On his Medium.com blog, Mohsen Tahmasebi has posted an article about his journey into listening to satellites which started with his acquisition of an RTL-SDR Blog V3 dongle. The article begins by explaining his motivations for receiving satellites and how difficult hobbies like this are to get into in his home country of Iran. Despite the challenges he tasted success when he was able to receive NOAA APT signals on his second attempt using the included portable dipole antenna in a V-dipole configuration. Shortly after Mohsen was also able to receive Meteor-M2 LRPT.

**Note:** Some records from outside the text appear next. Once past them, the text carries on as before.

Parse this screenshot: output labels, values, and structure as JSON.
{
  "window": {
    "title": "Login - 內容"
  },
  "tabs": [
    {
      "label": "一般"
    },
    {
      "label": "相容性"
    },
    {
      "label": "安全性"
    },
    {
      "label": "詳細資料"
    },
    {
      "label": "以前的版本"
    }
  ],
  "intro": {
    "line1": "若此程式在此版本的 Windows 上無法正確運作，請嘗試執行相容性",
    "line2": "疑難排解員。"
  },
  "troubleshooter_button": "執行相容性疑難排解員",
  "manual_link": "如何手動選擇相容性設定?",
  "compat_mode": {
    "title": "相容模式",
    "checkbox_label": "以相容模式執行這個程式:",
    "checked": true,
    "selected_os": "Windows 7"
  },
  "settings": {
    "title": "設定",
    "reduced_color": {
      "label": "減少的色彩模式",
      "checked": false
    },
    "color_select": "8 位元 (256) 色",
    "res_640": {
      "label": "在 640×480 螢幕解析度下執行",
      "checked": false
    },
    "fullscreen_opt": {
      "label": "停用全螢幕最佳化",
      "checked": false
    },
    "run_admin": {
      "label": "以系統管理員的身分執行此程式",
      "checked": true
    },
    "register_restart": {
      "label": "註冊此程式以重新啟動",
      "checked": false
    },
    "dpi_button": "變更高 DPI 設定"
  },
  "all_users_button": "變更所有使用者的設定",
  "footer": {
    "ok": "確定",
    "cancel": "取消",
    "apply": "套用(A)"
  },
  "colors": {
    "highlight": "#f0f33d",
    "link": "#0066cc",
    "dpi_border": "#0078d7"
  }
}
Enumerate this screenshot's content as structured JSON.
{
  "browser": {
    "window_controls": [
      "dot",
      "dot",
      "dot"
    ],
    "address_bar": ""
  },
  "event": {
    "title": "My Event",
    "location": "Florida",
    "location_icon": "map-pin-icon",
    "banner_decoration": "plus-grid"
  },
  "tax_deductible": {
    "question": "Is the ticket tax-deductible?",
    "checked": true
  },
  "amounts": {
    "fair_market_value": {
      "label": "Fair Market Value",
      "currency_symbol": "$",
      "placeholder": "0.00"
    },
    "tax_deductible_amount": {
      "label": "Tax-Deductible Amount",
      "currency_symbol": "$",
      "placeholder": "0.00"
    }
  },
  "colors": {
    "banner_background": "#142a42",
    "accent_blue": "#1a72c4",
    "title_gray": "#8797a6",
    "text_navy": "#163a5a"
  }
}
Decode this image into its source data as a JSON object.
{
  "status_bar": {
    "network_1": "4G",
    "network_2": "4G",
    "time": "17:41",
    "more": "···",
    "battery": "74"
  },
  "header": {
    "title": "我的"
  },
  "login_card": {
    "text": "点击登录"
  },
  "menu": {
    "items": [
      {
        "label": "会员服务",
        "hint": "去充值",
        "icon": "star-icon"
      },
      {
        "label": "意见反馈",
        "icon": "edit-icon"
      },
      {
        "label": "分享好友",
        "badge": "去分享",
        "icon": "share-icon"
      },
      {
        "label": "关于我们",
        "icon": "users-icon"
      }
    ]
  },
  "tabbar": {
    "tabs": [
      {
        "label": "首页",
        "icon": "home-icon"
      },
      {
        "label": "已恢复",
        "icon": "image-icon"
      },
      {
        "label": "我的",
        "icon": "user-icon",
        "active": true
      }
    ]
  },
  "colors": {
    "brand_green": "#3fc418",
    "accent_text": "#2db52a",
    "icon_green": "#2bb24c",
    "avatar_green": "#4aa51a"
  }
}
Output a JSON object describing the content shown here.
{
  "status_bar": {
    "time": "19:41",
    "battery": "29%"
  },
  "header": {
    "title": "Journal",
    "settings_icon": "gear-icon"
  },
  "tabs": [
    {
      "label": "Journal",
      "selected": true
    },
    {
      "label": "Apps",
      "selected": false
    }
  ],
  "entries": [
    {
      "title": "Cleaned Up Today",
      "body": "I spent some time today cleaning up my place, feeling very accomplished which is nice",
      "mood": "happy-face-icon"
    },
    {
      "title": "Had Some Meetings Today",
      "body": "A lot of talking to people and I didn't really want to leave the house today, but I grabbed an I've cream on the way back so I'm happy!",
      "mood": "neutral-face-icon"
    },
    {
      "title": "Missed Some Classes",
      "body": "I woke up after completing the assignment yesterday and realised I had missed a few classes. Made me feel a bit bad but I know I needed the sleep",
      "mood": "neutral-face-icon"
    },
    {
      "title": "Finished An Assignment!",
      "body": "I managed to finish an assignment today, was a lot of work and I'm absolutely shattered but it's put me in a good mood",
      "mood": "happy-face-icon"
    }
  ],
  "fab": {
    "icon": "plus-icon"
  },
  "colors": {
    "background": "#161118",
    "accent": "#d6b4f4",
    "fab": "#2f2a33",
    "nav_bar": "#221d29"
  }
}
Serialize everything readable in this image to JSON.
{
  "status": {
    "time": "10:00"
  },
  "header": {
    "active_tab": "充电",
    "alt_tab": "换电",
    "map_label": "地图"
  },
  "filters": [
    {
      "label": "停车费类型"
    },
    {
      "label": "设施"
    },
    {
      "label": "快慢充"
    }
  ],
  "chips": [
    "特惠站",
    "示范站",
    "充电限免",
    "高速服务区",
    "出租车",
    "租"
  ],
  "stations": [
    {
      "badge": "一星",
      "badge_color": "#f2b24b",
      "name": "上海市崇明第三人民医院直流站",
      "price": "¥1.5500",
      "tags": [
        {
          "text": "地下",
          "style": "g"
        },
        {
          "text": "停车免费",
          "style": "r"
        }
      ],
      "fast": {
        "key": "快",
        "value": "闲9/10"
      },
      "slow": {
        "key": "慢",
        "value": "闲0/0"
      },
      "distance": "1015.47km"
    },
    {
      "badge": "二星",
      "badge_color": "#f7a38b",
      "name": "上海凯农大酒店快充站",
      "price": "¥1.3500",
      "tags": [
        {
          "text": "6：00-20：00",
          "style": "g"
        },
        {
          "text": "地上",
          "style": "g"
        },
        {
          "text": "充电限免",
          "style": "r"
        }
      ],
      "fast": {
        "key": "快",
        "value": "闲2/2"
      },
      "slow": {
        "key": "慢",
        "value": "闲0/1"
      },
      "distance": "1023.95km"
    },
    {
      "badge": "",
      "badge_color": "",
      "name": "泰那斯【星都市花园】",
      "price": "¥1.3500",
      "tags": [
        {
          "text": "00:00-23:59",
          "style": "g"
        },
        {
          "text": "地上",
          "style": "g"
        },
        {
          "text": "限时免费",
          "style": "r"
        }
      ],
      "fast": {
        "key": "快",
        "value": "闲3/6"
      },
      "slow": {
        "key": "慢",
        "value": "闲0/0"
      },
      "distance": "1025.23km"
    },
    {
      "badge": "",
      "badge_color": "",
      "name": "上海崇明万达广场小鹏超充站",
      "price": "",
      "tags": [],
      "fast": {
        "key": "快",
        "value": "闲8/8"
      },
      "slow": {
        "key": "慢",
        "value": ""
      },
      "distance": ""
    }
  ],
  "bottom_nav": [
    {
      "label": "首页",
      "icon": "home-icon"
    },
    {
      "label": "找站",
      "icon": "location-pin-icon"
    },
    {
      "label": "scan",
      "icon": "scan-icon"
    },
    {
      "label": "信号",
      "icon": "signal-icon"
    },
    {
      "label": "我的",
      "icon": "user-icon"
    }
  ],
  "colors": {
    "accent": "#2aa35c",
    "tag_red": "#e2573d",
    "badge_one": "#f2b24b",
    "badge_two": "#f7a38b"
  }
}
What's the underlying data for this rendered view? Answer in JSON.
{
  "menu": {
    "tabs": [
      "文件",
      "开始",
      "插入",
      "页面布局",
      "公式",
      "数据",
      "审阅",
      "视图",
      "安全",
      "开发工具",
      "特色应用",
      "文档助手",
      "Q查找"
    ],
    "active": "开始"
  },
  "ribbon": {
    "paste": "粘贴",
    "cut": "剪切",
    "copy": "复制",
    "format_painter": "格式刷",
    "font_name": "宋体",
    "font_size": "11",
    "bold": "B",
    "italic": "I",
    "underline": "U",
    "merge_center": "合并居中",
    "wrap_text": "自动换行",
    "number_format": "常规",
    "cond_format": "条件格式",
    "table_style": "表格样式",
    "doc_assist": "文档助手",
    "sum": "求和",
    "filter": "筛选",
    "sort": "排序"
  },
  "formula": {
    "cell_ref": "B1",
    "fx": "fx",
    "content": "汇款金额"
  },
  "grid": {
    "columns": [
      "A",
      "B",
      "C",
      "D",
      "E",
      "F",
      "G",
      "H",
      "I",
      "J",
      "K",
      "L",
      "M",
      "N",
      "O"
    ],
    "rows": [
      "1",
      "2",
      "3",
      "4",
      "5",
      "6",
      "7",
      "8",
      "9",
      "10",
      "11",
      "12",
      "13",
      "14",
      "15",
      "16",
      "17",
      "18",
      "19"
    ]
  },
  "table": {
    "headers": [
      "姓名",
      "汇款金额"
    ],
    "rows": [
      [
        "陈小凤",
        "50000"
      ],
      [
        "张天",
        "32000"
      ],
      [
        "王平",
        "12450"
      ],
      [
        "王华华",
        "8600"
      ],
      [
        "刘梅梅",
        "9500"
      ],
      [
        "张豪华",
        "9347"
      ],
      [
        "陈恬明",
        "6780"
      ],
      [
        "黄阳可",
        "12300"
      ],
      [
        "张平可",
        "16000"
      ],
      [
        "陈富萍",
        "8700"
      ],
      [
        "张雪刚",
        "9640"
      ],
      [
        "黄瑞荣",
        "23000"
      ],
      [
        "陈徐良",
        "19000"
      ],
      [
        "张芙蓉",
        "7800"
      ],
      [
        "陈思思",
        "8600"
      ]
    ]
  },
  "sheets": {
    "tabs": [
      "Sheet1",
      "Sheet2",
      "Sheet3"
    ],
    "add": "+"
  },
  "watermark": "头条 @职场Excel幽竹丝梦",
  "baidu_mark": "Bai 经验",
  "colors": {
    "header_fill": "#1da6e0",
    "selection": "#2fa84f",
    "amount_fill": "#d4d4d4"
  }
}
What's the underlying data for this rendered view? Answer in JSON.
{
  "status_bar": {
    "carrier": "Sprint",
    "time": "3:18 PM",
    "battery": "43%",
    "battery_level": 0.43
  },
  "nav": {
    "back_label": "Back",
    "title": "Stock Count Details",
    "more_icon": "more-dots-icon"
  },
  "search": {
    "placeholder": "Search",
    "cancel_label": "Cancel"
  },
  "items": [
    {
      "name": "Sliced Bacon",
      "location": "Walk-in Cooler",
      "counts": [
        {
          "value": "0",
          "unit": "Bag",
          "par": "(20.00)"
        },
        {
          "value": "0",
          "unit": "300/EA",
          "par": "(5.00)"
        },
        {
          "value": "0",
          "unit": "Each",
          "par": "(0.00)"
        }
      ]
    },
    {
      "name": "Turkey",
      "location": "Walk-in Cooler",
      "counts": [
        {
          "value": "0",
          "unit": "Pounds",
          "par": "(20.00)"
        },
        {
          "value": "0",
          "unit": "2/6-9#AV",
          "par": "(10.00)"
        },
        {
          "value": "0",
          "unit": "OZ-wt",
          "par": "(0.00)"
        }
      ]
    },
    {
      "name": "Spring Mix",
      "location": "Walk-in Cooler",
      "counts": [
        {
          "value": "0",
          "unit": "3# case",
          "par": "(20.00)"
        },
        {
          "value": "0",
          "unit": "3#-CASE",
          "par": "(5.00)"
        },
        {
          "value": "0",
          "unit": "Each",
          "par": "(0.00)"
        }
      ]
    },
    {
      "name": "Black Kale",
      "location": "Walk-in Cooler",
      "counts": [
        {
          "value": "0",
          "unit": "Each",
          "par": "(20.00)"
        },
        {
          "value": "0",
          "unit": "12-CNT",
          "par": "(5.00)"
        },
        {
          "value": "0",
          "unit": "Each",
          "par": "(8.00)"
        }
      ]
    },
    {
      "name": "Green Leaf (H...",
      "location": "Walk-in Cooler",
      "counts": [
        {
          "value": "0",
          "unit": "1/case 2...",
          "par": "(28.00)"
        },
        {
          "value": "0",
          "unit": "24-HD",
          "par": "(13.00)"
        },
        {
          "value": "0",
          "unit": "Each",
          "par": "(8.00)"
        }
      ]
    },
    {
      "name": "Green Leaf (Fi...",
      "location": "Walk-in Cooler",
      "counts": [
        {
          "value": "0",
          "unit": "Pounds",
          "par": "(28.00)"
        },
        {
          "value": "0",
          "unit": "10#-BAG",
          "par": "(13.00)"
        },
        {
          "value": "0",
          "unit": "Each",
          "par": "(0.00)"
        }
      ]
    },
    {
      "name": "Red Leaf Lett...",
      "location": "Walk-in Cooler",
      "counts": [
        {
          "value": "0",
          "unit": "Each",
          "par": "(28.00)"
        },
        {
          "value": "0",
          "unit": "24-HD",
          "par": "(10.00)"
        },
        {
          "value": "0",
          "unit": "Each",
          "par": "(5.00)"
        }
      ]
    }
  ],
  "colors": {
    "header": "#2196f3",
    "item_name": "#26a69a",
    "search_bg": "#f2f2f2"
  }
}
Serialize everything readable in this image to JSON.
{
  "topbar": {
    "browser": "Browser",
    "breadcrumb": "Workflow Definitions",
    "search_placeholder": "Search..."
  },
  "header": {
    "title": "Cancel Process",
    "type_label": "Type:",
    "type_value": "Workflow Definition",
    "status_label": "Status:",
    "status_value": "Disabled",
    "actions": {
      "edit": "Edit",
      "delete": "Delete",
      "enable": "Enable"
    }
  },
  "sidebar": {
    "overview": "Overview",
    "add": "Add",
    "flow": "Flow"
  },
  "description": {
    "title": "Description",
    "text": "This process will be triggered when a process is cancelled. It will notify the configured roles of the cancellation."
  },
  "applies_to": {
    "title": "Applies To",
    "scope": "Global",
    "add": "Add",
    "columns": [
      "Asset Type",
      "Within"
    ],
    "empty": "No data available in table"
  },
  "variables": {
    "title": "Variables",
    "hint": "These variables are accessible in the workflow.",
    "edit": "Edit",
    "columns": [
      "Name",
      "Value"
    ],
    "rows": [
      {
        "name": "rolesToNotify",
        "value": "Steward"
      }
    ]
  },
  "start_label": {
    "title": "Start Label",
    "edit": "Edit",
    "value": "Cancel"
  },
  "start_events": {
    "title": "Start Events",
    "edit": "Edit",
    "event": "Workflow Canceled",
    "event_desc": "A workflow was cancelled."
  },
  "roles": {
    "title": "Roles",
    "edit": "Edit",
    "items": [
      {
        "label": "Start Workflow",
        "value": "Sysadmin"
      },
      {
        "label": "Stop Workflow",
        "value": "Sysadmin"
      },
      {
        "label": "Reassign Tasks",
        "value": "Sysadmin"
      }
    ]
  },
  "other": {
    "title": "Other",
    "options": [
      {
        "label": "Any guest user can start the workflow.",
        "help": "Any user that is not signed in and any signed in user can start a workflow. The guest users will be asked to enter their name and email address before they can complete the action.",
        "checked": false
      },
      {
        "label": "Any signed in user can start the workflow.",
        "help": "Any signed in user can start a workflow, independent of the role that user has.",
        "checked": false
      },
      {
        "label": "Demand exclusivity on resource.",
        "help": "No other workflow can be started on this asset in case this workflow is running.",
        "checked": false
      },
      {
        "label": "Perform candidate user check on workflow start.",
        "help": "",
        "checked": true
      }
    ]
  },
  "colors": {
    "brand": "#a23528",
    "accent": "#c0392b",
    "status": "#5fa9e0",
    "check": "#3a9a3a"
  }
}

Mohsen then built a more permanent V-dipole out of copper rods and optimized his antenna using NEC simulation software, finding that adding a reflector significantly improved reception. He then moved on to building a slightly more complex Turnstile antenna, which yielded even better results and allowed him to explore CubeSats at 435 MHz and contribute to SatNOGS. Finally, Mohsen ordered a Bullseye LNB and using a homemade bias tee, he received the QO-100 amateur radio transponder.
Overall, Mohsen's journey demonstrates that there is a lot of fun and learning available from internationally available satellites even in a country where equipment is hard to come by.
Over on YouTube @dereksgc has been putting together a comprehensive video series on weather, amateur and other satellite reception. His series starts with receiving images from NOAA APT satellites, then Meteor M2, as then goes on to talk about low cost V-Dipole satellite antennas, how satellite dishes work, and recently how to use Ku-band LNBs with a satellite dish.
If you're getting started with RTL-SDR and satellite reception, this video series may be a good introduction for you.
Downloading images directly from weather satellites || Satellite reception pt.1
The tutorial starts by showing you how to set up your Amazon AWS credentials and bucket on the Raspberry Pi, and how to host a simple webpage that can be accessed publicly. The second stage shows how to set up the RTL-SDR drivers and wxtoimg which is used to decode the images. Finally, the third stage shows how to create the automation scripts that automatically schedule a decode, and upload images to the AWS bucket.
Over on Reddit user merg_flerg has uploaded an imgur post that carefully details a step by step guide for building a double cross antenna. A double cross antenna is great for reception of satellites like NOAA and Meteor since it has a sky oriented radiation pattern with very few nulls. This means that it can receive satellite signals coming from the sky well. Alternative antennas for NOAA/Meteor include turnstiles and QFH antennas, although the double cross antenna seems to have the least nulls, meaning that the signal is less likely to fade in and out as the satellite moves across the sky.
merg_flerg’s design is also modified from the standard design slightly, allowing it to become easily disassembled and carried within a backpack. At the end of his tutorial he writes that he gets much better reception with his double cross antenna than he does with his QFH.
In the post he demonstrates the final constructed antenna decoding a NOAA APT weather satellite image with an RTL-SDR and the WXtoIMG software. See our tutorial for information on decoding NOAA weather satellite images.
Pete’s tutorial starts from a fresh install of Ubuntu and uses GQRX, GNU Radio Companion, WxtoIMG and the MeteorM2 decoding tools. He shows how to set up the audio piping within Linux, how to run the MeteorM2 LRPT Offline decoder Windows tool in Wine, a Linux Windows emulator and how to use WxtoIMG together with GQRX.
The NOAA and Meteor M2 weather satellites transmit images that they have taken of the earth. With an RTL-SDR and appropriate antenna you can receive these images. On this blog we have Windows tutorials on receiving NOAA and Meteor M2 satellites.